    Pindar gives Prometheus an immortal daughter, Aidos (Reverence).

    There isn't a written source that Prometheus eventually died, but he had 2 tombs. More important to me is that his Iranian counterpart Yima was mortal and so were the Caucasian fire-thiefs (though one of them, Pharmat, was apparently immortalized to make the punishment eternal).

    The Homeric Hymn to Hermes reflects a later thinking than the Theogony. Some modern scholars also want to rescue the intelligence of Zeus by insisting that the bones & fat were the better portion and they allegedly made the gods immortal, while the flesh made humans mortal. Can we try to immortalize ourselves by living on bare bones? (Don't try this at home.)
    Early supreme deities were anthropomorphic and enjoyed meat. This is true even about the Hebrew God. "Cain brought of the fruit of the ground an offering unto the LORD. And Abel, he also brought of the firstlings of his flock and of the fat thereof. And the Lord had respect unto Abel and to his offering: But unto Cain and to his offering he had not respect." This sets the stage for the fratricide. I suspect that the Cain & Abel story was borrowed from Indo-Europeans. Abel's killing is sacrifice-like, and Byron makes it such in his poem about Cain, without knowing the Manu & Yemo theory.

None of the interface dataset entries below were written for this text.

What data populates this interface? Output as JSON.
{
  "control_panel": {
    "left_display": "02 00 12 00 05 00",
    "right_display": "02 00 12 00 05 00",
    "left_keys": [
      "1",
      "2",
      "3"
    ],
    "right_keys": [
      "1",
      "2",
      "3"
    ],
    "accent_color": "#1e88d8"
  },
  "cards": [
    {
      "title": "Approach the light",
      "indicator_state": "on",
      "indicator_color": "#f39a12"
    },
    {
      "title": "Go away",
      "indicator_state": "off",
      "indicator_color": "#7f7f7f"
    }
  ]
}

    Cronus is thought to be a derivative of Kumarbi, "the chief god of the Hurrians. He is the son of Anu (the sky), and father of the storm-god Teshub... The Song of Kumarbi or Kingship in Heaven is the title given to a Hittite version of the Hurrian Kumarbi myth, dating to the 14th or 13th century BC... The song relates that Alalu was overthrown by Anu who was in turn overthrown by Kumarbi. When Anu tried to escape, Kumarbi bit off his genitals and spat out three new gods. In the text Anu tells his son that he is now pregnant with the Teshub, Tigris, and Tašmišu. Upon hearing this Kumarbi spit the semen upon the ground and it became impregnated with two children. Kumarbi is cut open to deliver Tešub. Together, Anu and Teshub depose Kumarbi" (Wikipedia). No Mycenaean tablets have been found mentioning Cronus, and I suppose that none ever will.

    Hesiod is likely to have made up most Titans, but Iapetus is mentioned in the Iliad, so he "existed" before. This underlies his important position in the Theogony.

    1. Maya,

      apparently because some rulers wanted to descend from Prometheus." Nominal all the kings in the Iliad are a "son of Zeus". I don't recall anyone claiming Prometheus as ancestor. But then again all the royal houses of Europe wanted to claim descent from Troy. So go figure

      I thought the Caucasian fire-thiefs were giants. Still they could be mortal. Just not men

      I think there is much to support your notion that the elder gods ate meat. During the Golden Age up to Mecone men and gods dined together. Cronus was a "Cannibal" and drank mead rather than nectar. (I dont remember where I read that)

      Thanks for reminding me that Cronus is a derivative of Kumarbi along with the succession myth.


    2. In Homer, Prometheus does not exist. Someone, commenting the absence of Palamedes in Homeric epic, wrote that Homer has no interest in culture heroes.

      In classical times, many Greek ruling families claimed divine descent from Prometheus & Epimetheus through the bushy family tree of Hellen. This way, they portrayed themselves biologically superior to the populace, which derived from stones.

      There was also room for those noblemen who wanted to descend from Zeus, because there was a recorded version in which Hellen was actually son of Zeus, not of Deucalion. (In my story, this later stands in the way of an agreement between Prometheus and Zeus, because Prometheus brings it as an argument that Zeus doesn't deserve anything. Zeus' negotiator Hermes tries to deny the fact, but cannot swear by Styx that it is not true.)

      I also have the impression that the Caucasian Narts were larger-than-life. Maybe this is a rule for mythological ancestors.

  11. In the words of Kerenyi: "A god like Hermes... and Hephaestos..., the son of Iapetos fills the place, at the human counter pole of the divine world, which in non-Greek mythology is occupied by a divine primordial man."